Lines holding the string "true" are the ones to copy; find them all in the data.

BEGIN PROVIDED RECORDS

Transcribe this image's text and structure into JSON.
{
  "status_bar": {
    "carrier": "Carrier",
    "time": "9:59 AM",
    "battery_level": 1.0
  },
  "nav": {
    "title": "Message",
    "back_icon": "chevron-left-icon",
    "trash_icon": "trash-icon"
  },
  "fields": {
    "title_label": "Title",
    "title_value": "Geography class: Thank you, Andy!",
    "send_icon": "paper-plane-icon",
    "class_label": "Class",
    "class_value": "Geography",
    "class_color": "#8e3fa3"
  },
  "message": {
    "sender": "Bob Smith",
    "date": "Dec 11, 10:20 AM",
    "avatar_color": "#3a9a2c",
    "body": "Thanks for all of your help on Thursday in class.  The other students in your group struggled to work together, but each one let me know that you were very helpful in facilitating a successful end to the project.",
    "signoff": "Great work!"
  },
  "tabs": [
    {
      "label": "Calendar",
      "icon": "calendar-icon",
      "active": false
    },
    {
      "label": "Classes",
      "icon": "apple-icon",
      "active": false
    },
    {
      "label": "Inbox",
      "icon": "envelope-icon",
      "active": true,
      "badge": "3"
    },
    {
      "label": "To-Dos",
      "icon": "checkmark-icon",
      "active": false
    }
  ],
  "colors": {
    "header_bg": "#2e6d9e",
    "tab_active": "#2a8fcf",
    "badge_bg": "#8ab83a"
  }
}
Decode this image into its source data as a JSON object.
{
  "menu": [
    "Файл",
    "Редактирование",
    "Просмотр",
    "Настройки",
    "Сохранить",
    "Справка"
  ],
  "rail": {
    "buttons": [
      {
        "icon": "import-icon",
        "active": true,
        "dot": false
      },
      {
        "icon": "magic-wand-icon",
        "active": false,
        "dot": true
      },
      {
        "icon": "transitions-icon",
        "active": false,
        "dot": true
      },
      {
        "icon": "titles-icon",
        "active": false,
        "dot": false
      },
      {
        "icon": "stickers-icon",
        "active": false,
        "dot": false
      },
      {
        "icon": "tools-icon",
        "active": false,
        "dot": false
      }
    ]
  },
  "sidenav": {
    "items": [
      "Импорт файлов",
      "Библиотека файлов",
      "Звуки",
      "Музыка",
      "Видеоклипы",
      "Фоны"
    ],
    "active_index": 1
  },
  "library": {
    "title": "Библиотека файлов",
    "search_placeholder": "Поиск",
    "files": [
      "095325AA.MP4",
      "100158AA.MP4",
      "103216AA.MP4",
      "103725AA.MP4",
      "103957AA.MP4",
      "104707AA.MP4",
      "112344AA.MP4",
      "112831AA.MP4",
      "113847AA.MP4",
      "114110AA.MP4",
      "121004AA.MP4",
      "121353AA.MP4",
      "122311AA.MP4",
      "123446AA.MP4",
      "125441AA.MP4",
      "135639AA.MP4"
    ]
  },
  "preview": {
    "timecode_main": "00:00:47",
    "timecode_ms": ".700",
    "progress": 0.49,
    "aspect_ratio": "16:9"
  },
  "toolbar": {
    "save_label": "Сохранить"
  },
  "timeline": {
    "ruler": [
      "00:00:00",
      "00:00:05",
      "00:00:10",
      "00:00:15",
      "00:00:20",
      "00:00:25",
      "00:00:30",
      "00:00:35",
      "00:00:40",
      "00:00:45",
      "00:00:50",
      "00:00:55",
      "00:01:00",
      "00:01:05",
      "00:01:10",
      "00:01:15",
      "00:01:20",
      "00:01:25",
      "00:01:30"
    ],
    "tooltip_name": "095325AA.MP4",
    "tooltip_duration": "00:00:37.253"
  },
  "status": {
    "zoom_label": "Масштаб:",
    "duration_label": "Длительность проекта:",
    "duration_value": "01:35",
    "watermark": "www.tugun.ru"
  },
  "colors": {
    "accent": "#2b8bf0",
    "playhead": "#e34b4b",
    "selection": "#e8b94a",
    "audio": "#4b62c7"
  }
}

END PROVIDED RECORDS

_WRITTEN ANSWER:_
      "active": true,
        "active": true,
        "dot": true
        "dot": true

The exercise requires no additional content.